(Excerpts from an interface dataset)
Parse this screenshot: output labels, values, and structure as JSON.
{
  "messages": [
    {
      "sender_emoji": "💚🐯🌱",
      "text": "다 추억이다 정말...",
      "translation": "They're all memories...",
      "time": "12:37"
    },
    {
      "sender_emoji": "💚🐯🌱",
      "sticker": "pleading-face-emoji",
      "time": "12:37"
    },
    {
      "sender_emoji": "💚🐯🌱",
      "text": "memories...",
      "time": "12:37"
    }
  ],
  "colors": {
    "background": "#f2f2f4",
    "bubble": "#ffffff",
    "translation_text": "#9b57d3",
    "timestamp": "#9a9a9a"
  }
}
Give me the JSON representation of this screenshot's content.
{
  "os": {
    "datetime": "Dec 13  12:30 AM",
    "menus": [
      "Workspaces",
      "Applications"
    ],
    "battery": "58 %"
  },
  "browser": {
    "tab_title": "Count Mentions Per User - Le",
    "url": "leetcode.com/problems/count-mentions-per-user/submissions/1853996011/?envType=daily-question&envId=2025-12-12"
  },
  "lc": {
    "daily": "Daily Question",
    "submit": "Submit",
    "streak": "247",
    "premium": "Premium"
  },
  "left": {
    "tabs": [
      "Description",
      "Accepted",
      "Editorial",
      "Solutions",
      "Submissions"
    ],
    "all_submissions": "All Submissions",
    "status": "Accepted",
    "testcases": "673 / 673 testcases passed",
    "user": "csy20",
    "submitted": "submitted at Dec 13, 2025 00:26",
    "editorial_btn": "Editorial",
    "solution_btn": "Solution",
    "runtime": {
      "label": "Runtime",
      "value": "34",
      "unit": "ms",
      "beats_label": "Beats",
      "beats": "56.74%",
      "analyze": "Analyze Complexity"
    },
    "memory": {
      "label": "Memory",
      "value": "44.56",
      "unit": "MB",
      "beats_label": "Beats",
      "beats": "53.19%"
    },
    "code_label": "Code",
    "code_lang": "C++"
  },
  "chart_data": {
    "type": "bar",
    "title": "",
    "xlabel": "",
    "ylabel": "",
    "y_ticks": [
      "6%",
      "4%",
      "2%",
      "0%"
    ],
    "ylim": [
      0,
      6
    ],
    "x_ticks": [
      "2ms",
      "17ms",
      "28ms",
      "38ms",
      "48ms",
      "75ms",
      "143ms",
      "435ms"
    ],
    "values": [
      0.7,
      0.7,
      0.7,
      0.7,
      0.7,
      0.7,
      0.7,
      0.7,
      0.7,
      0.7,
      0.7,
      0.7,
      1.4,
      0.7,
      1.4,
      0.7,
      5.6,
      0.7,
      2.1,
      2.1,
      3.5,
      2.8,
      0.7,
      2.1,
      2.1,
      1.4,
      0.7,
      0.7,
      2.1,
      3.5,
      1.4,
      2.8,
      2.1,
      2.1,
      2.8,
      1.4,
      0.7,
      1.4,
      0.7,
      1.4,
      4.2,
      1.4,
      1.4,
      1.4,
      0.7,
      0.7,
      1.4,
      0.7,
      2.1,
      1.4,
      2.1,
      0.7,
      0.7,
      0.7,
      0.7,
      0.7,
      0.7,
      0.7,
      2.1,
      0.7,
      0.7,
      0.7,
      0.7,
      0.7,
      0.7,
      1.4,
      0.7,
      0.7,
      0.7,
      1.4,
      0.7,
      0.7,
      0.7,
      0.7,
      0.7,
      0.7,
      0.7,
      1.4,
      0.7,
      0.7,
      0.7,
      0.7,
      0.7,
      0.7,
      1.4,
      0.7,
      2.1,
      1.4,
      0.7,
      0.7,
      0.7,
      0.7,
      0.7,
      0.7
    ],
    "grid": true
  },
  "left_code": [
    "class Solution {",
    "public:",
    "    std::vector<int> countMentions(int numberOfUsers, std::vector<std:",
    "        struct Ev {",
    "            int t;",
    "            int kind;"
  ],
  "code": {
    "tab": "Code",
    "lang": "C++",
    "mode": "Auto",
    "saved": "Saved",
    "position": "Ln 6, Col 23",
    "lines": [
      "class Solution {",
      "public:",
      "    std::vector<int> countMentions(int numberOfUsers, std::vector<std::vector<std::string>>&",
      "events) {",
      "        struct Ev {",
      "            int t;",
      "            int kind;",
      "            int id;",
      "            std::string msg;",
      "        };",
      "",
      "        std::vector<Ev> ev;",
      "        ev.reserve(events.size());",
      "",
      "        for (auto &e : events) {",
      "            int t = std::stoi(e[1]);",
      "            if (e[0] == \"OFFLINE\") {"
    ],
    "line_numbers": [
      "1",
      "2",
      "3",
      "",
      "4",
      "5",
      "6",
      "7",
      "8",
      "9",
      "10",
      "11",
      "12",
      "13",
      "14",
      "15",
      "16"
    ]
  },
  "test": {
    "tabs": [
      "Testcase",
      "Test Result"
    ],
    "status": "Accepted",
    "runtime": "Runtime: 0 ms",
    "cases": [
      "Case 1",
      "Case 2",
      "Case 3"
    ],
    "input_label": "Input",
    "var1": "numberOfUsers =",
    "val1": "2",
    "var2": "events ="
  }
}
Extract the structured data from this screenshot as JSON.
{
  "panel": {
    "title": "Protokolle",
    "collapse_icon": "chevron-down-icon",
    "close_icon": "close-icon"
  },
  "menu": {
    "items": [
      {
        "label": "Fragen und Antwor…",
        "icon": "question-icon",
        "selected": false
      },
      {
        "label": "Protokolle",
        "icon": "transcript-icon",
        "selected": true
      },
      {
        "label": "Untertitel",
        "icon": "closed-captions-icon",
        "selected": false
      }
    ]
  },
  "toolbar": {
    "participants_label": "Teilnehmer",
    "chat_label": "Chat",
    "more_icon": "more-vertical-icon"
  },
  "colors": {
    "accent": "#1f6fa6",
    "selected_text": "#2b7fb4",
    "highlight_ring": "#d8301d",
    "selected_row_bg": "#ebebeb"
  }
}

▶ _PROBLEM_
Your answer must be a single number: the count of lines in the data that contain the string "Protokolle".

▶ _WRITTEN REPLY_
2